What if comedy teams were chosen by accountants? It might go something like this:
“Okay Laurel, you go with Costello. Rowan? Team up with Hardy. Lewis? Stand next to Shuster…”
News this week that Dan O’Toole was being axed at TSN caught many sports viewers and industry observers by surprise. If jettisoning one half of the nightly sports desk team of Jay & Dan was strictly a cost-cutting, streamlining measure, as Bell Media has insisted,why risk damaging one of your existing tentpole programs?
Viewers did not clamour to see a Tommy Smothers Show after he briefly split from the brother mom-always-liked-best, Dick. Go back and look up what happened to Sonny Bono and Cher’s solo variety shows in the ’70s after their marriage fell apart and they broke the act in two halfs. The two eventually reunited on a network hour, but the damage was done and the magic was lost.
The challenge for surviving host Jay Onrait now appears to be to carry on with his nightly sportsdesk show without O’Toole. (There was no Jay solo hour Thursday night, just more SportsCentre.) He’s no doubt talented enough to find a way, but viewers who might have been thinking about migrating away from Rogers/Sportsnet’s Tim & Sid now that Tim Micallef and Sid Seixeiro have also been split up might be lost to Netflix or Disney+ for keeps.
Viewers watch sports desk shows to see highlights and clips and get caught up on the day’s action. Establishing and branding a team — something that generally takes years — adds chemistry and a little magic. You tune in for the clash of personalities, or in Jay and Dan’s case most nights, the laughs. These two had their shtick down and even on nights when it seemed as if one of them was off, there was a playfulness that was different from the usual sports update approach.
Twenty-twenty was a brutal year for broadcasters and especially for sports networks. Canadian media companies that had paid big bucks for NHL, NBA, Major League baseball, golf, tennis and even CFL rights saw their marquee draws reduced, rescheduled or completely shut down. NHL ratings were cut in half or worse as games finally resumed in summer months when fans were at the cottage and just not into it.

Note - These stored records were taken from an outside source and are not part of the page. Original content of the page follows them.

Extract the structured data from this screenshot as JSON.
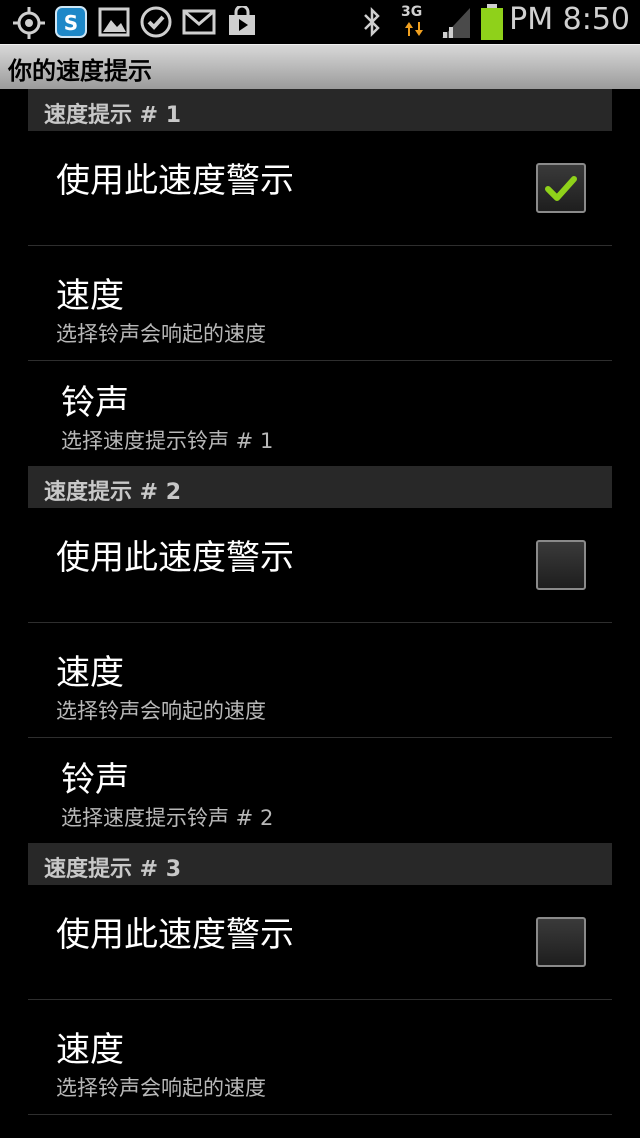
{
  "status_bar": {
    "time": "PM 8:50",
    "network": "3G",
    "icons": [
      "gps-icon",
      "skype-icon",
      "gallery-icon",
      "check-icon",
      "gmail-icon",
      "market-icon",
      "bluetooth-icon",
      "signal-icon",
      "battery-icon"
    ]
  },
  "title": "你的速度提示",
  "groups": [
    {
      "header": "速度提示 # 1",
      "enable_label": "使用此速度警示",
      "enabled": true,
      "speed_title": "速度",
      "speed_summary": "选择铃声会响起的速度",
      "ringtone_title": "铃声",
      "ringtone_summary": "选择速度提示铃声 # 1"
    },
    {
      "header": "速度提示 # 2",
      "enable_label": "使用此速度警示",
      "enabled": false,
      "speed_title": "速度",
      "speed_summary": "选择铃声会响起的速度",
      "ringtone_title": "铃声",
      "ringtone_summary": "选择速度提示铃声 # 2"
    },
    {
      "header": "速度提示 # 3",
      "enable_label": "使用此速度警示",
      "enabled": false,
      "speed_title": "速度",
      "speed_summary": "选择铃声会响起的速度"
    }
  ],
  "colors": {
    "check_mark": "#8fd11a",
    "background": "#000000",
    "battery": "#8fd11a"
  }
}
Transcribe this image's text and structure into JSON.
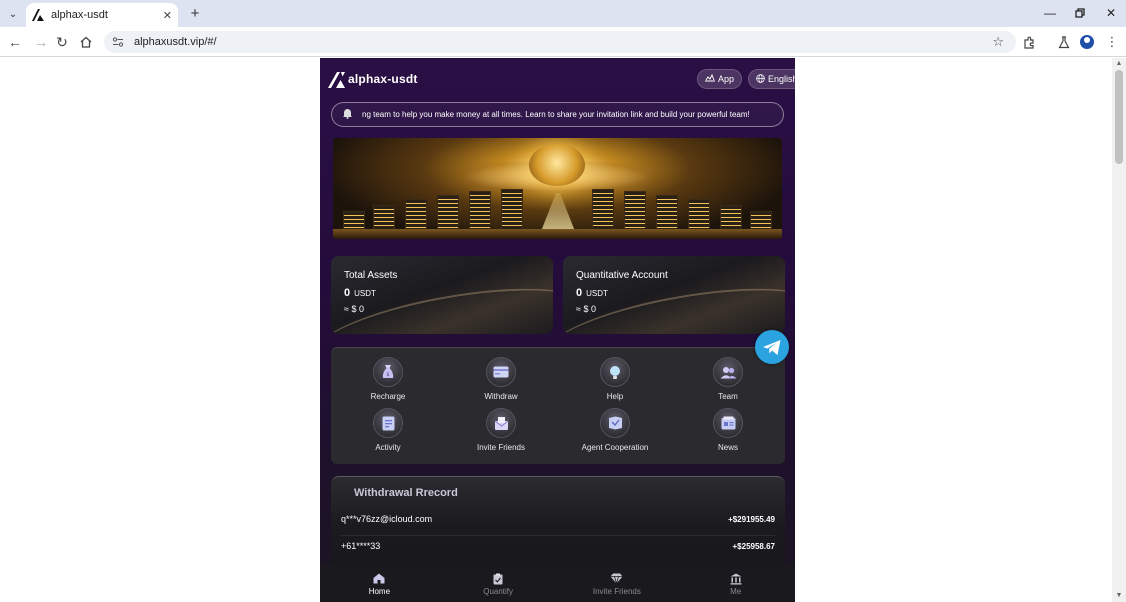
{
  "browser": {
    "tab_title": "alphax-usdt",
    "url": "alphaxusdt.vip/#/"
  },
  "app": {
    "brand": "alphax-usdt",
    "app_button": "App",
    "language_button": "English",
    "notice": "ng team to help you make money at all times. Learn to share your invitation link and build your powerful team!",
    "assets": [
      {
        "label": "Total Assets",
        "amount": "0",
        "unit": "USDT",
        "approx": "≈ $ 0"
      },
      {
        "label": "Quantitative Account",
        "amount": "0",
        "unit": "USDT",
        "approx": "≈ $ 0"
      }
    ],
    "menu": [
      {
        "label": "Recharge",
        "icon": "recharge-icon"
      },
      {
        "label": "Withdraw",
        "icon": "withdraw-icon"
      },
      {
        "label": "Help",
        "icon": "help-icon"
      },
      {
        "label": "Team",
        "icon": "team-icon"
      },
      {
        "label": "Activity",
        "icon": "activity-icon"
      },
      {
        "label": "Invite Friends",
        "icon": "invite-friends-icon"
      },
      {
        "label": "Agent Cooperation",
        "icon": "agent-cooperation-icon"
      },
      {
        "label": "News",
        "icon": "news-icon"
      }
    ],
    "withdrawal": {
      "title": "Withdrawal Rrecord",
      "rows": [
        {
          "user": "q***v76zz@icloud.com",
          "amount": "+$291955.49"
        },
        {
          "user": "+61****33",
          "amount": "+$25958.67"
        }
      ]
    },
    "bottom_nav": [
      {
        "label": "Home",
        "icon": "home-icon",
        "active": true
      },
      {
        "label": "Quantify",
        "icon": "clipboard-icon",
        "active": false
      },
      {
        "label": "Invite Friends",
        "icon": "diamond-icon",
        "active": false
      },
      {
        "label": "Me",
        "icon": "bank-icon",
        "active": false
      }
    ]
  },
  "colors": {
    "app_background": "#2a0f45",
    "telegram": "#2aa3e0",
    "browser_tabbar": "#dde3f1"
  }
}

Ratings fell through the cellar. The daily overnight charts looked like they simply hadn’t been filled in yet — all blanks. Sports broadcasters saw ad revenues plummet.
Things, though, are ramping back up. CTV/TSN has the biggest draw in all television this Sunday, The Super Bowl. There is plenty of hockey, baseball, basketball and other sports action to report.
I have zero inside knowledge of the Jay & Dan decision. There could be much more to the story.
What I do know is that producer Hal Roach did not tell Oliver Hardy that his services were no longer required when the Great Depression hit. He helped the boys migrate from silent to sound pictures and created one of the great distractions of the 1930s. Roach knew that a crisis was a terrible time to split up a comedy team.
This is another fine mess TSN has gotten themselves into.